┌─ Data in this exercise
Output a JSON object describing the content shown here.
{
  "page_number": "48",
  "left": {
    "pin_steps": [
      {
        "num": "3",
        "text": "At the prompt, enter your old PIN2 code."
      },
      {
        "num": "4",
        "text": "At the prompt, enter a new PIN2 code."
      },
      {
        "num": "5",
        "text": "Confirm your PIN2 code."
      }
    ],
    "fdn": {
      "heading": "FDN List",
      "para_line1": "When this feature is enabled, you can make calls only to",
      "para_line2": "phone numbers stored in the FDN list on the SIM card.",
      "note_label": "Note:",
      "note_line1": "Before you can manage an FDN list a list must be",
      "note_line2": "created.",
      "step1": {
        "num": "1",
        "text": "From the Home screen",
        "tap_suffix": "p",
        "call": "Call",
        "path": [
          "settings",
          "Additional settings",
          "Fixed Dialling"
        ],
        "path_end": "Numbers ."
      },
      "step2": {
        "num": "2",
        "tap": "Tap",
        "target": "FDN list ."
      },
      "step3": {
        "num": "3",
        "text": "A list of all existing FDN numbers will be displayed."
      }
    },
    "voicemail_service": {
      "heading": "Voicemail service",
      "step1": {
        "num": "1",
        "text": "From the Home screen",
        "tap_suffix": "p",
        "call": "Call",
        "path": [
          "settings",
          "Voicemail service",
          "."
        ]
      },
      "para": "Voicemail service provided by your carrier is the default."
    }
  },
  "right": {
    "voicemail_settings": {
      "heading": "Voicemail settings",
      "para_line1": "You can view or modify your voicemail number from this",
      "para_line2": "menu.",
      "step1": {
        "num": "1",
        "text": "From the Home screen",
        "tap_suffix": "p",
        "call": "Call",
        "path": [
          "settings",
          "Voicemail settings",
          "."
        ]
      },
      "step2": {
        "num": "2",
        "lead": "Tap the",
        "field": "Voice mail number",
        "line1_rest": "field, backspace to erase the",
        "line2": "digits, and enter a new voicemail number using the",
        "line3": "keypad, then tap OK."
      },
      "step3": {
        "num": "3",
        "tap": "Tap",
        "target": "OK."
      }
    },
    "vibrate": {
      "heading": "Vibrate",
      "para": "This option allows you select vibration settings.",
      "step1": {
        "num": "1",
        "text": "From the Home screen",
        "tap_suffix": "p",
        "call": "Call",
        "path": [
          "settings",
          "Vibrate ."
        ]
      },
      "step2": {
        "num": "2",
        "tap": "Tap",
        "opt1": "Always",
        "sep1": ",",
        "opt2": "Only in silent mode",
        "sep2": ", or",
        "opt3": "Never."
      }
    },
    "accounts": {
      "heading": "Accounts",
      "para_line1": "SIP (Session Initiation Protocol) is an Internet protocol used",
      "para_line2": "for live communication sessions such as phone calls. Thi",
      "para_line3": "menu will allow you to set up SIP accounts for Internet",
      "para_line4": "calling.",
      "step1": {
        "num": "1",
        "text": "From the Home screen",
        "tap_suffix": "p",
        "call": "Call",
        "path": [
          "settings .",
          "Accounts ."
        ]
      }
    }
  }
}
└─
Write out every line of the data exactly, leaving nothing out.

Exercise output |
Output a JSON object describing the content shown here.
{
  "page_number": "48",
  "left": {
    "pin_steps": [
      {
        "num": "3",
        "text": "At the prompt, enter your old PIN2 code."
      },
      {
        "num": "4",
        "text": "At the prompt, enter a new PIN2 code."
      },
      {
        "num": "5",
        "text": "Confirm your PIN2 code."
      }
    ],
    "fdn": {
      "heading": "FDN List",
      "para_line1": "When this feature is enabled, you can make calls only to",
      "para_line2": "phone numbers stored in the FDN list on the SIM card.",
      "note_label": "Note:",
      "note_line1": "Before you can manage an FDN list a list must be",
      "note_line2": "created.",
      "step1": {
        "num": "1",
        "text": "From the Home screen",
        "tap_suffix": "p",
        "call": "Call",
        "path": [
          "settings",
          "Additional settings",
          "Fixed Dialling"
        ],
        "path_end": "Numbers ."
      },
      "step2": {
        "num": "2",
        "tap": "Tap",
        "target": "FDN list ."
      },
      "step3": {
        "num": "3",
        "text": "A list of all existing FDN numbers will be displayed."
      }
    },
    "voicemail_service": {
      "heading": "Voicemail service",
      "step1": {
        "num": "1",
        "text": "From the Home screen",
        "tap_suffix": "p",
        "call": "Call",
        "path": [
          "settings",
          "Voicemail service",
          "."
        ]
      },
      "para": "Voicemail service provided by your carrier is the default."
    }
  },
  "right": {
    "voicemail_settings": {
      "heading": "Voicemail settings",
      "para_line1": "You can view or modify your voicemail number from this",
      "para_line2": "menu.",
      "step1": {
        "num": "1",
        "text": "From the Home screen",
        "tap_suffix": "p",
        "call": "Call",
        "path": [
          "settings",
          "Voicemail settings",
          "."
        ]
      },
      "step2": {
        "num": "2",
        "lead": "Tap the",
        "field": "Voice mail number",
        "line1_rest": "field, backspace to erase the",
        "line2": "digits, and enter a new voicemail number using the",
        "line3": "keypad, then tap OK."
      },
      "step3": {
        "num": "3",
        "tap": "Tap",
        "target": "OK."
      }
    },
    "vibrate": {
      "heading": "Vibrate",
      "para": "This option allows you select vibration settings.",
      "step1": {
        "num": "1",
        "text": "From the Home screen",
        "tap_suffix": "p",
        "call": "Call",
        "path": [
          "settings",
          "Vibrate ."
        ]
      },
      "step2": {
        "num": "2",
        "tap": "Tap",
        "opt1": "Always",
        "sep1": ",",
        "opt2": "Only in silent mode",
        "sep2": ", or",
        "opt3": "Never."
      }
    },
    "accounts": {
      "heading": "Accounts",
      "para_line1": "SIP (Session Initiation Protocol) is an Internet protocol used",
      "para_line2": "for live communication sessions such as phone calls. Thi",
      "para_line3": "menu will allow you to set up SIP accounts for Internet",
      "para_line4": "calling.",
      "step1": {
        "num": "1",
        "text": "From the Home screen",
        "tap_suffix": "p",
        "call": "Call",
        "path": [
          "settings .",
          "Accounts ."
        ]
      }
    }
  }
}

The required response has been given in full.